The second trend may appear less evident but was discussed 10 yr ago by my predecessors: making information relevant to the individual.1,2The remarkable commercial success of Google (Google Inc., Mountain View, CA) demonstrates the need to rapidly identify relevant information from the exponentially increasing volume that is accessible. My vision for Anesthesiology is that we will not be carried along with these trends, but lead their application to our specialty, as we have since 1940. RSS feeds. Web enhancements. Podcasts. Research into new approaches to peer-reviewed publication in a world of free and open access. Providing tools to rapidly find information relevant to state-of-the-art research and to clinical practice. And most importantly, striving to show relevance to researchers, residents in training, clinicians, and, increasingly, to patients themselves.

My parents recently sent me my kindergarten report card. It was gratifying to read that I was not assessed as a mouth breather. But it also brought back memories that most of us share of the freshness of new beginnings. The first day of school. Bright and sunny crisp fall days. Sharp new pencils. My box today is full of sharp pencils of many varieties. Anesthesiology's Editorial Board is chock full of the world's preeminent laboratory and clinical scientists, including new additions of the 2005 American Society of Anesthesiologists Rovenstein Awardee, Mark A. Warner, M.D. (Department of Anesthesiology, Mayo Clinic, Rochester, Minnesota), and 2005 Excellence in Research Awardee, David S. Warner, M.D. (Department of Anesthesiology, Duke University Medical Center, Durham, North Carolina). The use of the word world  in the previous sentence is deliberate. A majority of manuscripts submitted to and published in Anesthesiology come from outside the United States, and this international flavor is reflected in our Editorial Board.

In the 1961 Tony Award–winning musical, Carnival , a young woman from a small village in the south of France joins a traveling circus heading to the big time. In the song “Mira,” she describes her journey with a sense of amazement. “I came on two busses and a train. Can you imagine that?” I find the change in the electronic world in general and in Anesthesiology in particular to be no less amazing. But she goes on to describe the warm, familiar world of her village. “Can you imagine that?
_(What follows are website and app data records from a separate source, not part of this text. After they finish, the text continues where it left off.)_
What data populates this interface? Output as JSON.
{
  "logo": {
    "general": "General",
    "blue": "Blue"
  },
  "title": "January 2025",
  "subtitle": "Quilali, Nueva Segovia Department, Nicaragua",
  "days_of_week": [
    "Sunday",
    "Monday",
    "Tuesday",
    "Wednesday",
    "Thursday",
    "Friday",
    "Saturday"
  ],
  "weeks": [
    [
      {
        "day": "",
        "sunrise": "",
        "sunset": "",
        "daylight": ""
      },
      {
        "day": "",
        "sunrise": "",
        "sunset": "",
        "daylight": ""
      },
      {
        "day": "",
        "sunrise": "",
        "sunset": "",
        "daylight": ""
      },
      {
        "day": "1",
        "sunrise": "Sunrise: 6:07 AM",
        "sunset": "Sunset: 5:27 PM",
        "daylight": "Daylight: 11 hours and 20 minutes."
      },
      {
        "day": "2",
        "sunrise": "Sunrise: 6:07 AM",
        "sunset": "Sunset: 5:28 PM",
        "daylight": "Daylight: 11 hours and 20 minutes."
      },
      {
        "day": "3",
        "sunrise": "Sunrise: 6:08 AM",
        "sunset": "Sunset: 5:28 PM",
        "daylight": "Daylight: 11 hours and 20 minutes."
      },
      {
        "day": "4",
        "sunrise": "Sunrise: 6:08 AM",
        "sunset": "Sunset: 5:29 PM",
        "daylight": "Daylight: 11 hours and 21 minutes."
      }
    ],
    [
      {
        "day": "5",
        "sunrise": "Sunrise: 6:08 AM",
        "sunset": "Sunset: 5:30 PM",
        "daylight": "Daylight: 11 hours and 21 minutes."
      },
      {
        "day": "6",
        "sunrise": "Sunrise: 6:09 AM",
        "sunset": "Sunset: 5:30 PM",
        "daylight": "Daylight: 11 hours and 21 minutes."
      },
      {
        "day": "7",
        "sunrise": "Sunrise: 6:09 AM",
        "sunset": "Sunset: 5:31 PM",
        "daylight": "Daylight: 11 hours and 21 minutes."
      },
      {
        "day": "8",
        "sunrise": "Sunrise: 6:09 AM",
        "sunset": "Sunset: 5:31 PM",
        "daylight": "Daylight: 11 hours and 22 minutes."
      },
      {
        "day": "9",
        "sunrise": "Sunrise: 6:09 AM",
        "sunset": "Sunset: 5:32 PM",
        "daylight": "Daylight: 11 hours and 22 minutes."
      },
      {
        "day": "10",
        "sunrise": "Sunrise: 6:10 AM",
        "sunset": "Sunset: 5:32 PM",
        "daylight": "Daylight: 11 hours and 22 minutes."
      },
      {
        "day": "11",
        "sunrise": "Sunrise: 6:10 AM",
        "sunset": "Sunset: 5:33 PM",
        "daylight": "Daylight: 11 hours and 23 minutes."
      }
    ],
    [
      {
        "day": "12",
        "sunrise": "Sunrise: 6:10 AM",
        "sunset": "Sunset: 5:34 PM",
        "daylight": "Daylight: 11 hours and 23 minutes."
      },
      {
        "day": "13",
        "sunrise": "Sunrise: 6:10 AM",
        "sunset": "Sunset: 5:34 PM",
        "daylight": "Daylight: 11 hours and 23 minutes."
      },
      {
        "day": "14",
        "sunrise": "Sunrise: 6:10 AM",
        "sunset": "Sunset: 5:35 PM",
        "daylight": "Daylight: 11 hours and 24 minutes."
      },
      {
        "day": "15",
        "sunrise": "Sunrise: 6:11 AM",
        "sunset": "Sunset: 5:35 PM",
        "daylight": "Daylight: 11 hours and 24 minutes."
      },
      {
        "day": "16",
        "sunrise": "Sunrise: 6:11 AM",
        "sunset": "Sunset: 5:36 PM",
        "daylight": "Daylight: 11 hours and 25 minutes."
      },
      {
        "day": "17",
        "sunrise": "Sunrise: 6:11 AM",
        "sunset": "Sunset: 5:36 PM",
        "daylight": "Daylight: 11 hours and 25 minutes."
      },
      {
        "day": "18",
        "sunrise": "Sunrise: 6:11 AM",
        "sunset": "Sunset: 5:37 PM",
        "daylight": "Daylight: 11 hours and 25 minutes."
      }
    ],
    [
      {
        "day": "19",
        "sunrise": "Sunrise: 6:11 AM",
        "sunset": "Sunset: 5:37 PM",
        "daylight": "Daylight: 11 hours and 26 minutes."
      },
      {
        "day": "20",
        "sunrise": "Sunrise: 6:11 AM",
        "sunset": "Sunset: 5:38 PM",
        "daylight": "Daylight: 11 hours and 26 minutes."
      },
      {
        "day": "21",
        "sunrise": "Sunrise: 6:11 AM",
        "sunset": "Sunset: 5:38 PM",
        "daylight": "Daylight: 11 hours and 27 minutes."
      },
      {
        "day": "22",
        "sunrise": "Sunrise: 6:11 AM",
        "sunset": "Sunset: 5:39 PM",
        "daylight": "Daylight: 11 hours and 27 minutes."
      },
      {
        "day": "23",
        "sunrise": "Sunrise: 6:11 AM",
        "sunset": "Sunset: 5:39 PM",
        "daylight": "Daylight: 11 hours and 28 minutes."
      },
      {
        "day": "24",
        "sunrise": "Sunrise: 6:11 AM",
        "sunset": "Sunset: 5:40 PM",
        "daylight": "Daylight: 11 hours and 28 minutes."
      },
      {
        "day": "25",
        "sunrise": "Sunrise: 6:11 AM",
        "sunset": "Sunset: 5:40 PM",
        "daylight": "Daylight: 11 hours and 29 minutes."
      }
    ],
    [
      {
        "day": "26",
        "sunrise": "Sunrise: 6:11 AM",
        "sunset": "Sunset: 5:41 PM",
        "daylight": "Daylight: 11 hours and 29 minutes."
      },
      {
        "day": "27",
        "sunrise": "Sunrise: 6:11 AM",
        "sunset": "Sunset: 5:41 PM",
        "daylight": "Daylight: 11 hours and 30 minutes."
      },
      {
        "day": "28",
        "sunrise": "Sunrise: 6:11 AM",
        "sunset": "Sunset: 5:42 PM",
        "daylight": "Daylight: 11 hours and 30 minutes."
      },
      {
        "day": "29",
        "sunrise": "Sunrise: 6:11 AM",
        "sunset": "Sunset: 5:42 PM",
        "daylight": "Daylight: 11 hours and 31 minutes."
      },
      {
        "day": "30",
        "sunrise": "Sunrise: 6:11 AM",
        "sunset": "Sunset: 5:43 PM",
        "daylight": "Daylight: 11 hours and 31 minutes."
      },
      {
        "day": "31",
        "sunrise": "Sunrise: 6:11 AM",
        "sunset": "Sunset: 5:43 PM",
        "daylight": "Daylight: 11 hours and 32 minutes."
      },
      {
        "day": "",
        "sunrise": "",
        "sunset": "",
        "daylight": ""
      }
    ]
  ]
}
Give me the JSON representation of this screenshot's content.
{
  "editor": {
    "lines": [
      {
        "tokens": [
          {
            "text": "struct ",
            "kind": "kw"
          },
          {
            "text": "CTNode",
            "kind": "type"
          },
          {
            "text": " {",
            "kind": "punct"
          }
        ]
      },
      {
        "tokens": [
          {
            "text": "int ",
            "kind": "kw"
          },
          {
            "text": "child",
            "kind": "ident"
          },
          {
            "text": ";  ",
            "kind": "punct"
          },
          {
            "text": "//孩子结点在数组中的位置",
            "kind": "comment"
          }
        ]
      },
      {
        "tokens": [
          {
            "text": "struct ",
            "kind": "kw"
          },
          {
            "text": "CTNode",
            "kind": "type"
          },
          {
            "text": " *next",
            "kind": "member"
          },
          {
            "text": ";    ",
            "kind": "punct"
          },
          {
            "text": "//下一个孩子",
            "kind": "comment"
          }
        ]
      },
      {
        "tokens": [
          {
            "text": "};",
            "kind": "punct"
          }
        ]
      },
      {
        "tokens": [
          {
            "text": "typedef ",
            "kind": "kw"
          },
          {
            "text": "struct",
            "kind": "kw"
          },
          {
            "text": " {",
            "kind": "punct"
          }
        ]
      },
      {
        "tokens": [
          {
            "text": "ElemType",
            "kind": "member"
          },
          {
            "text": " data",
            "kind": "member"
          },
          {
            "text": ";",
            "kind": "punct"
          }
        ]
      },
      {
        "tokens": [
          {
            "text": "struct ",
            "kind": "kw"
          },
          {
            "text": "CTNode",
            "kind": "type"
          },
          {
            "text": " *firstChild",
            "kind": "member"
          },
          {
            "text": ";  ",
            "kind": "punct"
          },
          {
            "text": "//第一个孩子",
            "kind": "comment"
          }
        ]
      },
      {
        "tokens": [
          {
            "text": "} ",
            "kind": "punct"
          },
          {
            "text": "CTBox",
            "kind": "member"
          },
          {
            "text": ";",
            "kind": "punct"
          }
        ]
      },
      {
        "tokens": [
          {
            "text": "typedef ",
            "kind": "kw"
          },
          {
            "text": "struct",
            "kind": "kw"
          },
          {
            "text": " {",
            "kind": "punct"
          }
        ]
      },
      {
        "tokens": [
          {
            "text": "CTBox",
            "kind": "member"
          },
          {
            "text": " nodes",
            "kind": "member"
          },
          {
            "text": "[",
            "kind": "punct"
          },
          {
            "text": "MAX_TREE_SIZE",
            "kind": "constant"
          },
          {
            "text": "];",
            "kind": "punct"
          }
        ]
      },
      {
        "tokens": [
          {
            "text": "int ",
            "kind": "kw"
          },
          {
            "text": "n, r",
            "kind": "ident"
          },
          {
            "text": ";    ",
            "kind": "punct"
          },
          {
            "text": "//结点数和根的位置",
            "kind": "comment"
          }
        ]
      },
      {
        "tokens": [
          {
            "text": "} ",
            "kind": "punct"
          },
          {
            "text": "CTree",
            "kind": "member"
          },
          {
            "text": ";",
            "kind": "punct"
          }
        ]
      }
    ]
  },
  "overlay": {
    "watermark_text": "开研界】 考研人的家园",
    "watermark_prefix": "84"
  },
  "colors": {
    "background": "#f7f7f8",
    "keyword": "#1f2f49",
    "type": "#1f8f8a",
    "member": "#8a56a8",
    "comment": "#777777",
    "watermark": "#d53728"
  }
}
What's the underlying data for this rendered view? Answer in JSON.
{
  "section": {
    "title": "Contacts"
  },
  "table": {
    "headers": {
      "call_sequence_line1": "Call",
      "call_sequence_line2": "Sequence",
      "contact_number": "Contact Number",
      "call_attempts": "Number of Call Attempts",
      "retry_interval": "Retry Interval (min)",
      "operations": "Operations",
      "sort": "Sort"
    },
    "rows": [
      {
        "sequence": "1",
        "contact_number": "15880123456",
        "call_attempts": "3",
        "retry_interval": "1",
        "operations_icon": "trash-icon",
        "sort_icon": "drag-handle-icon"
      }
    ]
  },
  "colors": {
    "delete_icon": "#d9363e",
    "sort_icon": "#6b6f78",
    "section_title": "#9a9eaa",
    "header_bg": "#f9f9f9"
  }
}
Everybody knew my name.” We are a community of trainees, clinicians, and scientists, and Anesthesiology will strive to remain familiar and relevant to this big family.

FM James, III Professor of Anesthesiology and Physiology & Pharmacology, Wake Forest University School of Medicine, Winston-Salem, North Carolina. jim@eisenach.us


Todd MM. In the years to come. Anesthesiology 1997; 86:1–3
Saidman LJ. Thanks, from the editor to many. Anesthesiology 1996; 85:1229–31